**Your task**:
Using the data below, return every line that holds the word "product".

**Source records**:
- - -

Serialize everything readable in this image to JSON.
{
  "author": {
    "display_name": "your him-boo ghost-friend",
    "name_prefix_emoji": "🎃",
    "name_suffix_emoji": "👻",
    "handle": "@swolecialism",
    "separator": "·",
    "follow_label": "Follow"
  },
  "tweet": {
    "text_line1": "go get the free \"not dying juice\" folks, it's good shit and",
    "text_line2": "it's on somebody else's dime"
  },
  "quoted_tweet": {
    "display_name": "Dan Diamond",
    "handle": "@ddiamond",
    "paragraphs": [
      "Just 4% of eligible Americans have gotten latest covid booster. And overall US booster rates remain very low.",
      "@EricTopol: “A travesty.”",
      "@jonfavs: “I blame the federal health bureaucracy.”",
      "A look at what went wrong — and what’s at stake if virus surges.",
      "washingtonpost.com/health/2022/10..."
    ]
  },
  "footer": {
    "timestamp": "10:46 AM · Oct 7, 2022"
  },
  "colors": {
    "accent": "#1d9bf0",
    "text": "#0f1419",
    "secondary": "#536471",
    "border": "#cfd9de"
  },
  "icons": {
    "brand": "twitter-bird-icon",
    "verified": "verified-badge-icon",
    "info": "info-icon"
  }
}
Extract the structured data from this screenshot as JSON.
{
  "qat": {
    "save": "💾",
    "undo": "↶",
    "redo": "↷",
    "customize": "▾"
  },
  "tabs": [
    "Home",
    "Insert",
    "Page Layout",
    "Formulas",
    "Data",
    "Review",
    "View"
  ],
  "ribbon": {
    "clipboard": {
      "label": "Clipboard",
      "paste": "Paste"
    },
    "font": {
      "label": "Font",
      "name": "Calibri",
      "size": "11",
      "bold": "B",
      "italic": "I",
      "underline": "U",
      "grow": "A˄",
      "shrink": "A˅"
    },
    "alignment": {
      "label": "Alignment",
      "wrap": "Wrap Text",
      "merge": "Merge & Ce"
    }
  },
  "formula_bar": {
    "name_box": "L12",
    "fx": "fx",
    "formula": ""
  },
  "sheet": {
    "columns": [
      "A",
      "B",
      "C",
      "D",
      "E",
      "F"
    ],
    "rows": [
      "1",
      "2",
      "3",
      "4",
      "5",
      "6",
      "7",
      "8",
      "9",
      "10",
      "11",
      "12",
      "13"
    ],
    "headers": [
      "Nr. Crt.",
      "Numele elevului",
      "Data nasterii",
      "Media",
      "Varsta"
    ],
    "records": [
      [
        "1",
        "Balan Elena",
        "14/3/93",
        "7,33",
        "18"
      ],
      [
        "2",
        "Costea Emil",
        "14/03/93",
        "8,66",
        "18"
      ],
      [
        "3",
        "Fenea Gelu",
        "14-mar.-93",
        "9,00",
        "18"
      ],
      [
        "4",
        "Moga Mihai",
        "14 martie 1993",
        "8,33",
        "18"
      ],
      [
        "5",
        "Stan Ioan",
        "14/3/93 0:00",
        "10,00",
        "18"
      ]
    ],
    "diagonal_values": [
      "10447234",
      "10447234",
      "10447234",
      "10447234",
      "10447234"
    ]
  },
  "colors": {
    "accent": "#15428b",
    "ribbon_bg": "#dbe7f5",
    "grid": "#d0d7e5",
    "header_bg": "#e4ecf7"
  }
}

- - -

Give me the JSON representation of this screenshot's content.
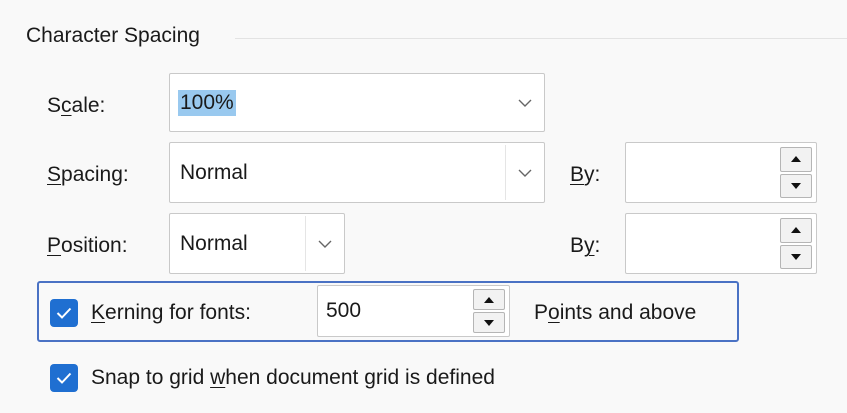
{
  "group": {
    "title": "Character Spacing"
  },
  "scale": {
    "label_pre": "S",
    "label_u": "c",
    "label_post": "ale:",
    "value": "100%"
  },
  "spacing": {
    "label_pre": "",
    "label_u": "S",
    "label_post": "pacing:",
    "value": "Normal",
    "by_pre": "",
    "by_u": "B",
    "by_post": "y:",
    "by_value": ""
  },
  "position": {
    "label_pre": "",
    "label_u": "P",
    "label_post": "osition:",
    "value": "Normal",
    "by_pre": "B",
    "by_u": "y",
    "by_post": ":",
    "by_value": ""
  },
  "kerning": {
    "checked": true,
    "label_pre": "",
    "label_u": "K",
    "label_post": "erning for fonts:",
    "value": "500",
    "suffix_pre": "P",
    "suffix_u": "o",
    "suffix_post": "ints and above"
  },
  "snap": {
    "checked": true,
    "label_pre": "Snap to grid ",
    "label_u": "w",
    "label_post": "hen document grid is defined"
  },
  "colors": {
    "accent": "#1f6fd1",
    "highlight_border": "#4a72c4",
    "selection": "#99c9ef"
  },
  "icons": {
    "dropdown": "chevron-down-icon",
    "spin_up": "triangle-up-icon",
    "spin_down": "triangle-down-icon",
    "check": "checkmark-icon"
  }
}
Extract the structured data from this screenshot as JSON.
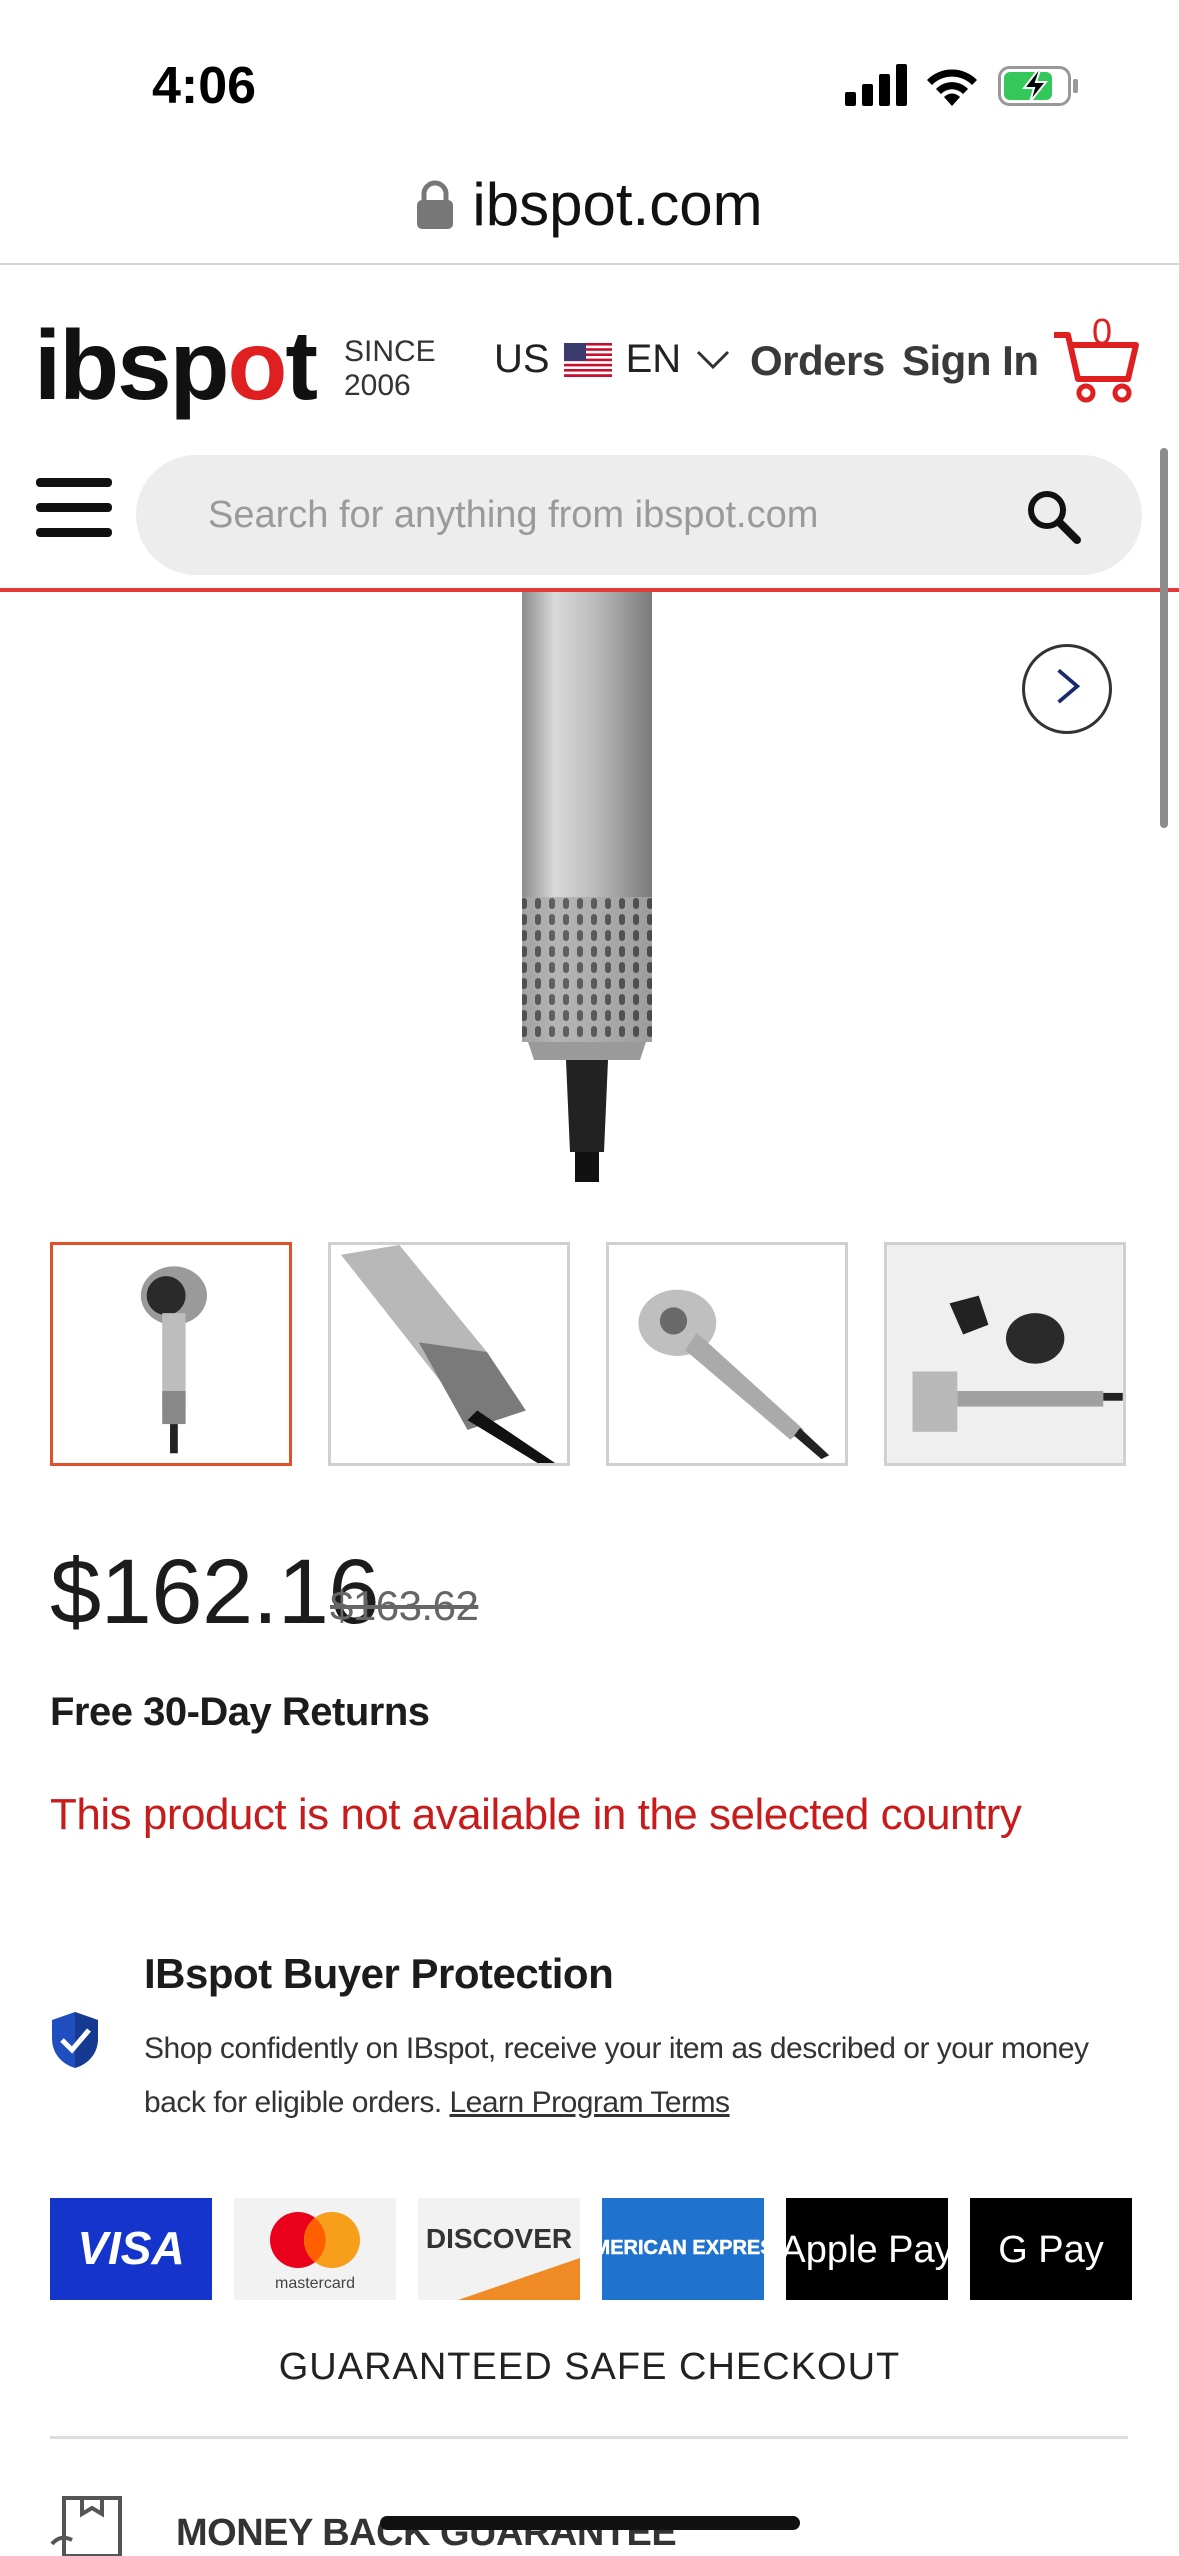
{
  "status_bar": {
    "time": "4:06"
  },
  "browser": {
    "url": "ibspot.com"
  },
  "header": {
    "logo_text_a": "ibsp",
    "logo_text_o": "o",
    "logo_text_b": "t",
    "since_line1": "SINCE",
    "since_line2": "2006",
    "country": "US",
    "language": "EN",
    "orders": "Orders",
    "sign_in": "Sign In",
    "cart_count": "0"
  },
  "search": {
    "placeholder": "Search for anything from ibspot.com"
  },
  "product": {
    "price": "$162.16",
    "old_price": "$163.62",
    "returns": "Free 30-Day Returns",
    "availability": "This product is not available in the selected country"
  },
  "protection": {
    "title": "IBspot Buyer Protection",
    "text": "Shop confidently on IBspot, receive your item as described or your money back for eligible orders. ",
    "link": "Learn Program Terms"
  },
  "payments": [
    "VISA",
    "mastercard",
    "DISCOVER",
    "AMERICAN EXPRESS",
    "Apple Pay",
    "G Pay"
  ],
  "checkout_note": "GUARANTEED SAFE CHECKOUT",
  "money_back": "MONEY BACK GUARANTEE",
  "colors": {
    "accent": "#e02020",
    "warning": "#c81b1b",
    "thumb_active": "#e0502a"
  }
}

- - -

**Exercise solution**:
  "product": {
    "availability": "This product is not available in the selected country"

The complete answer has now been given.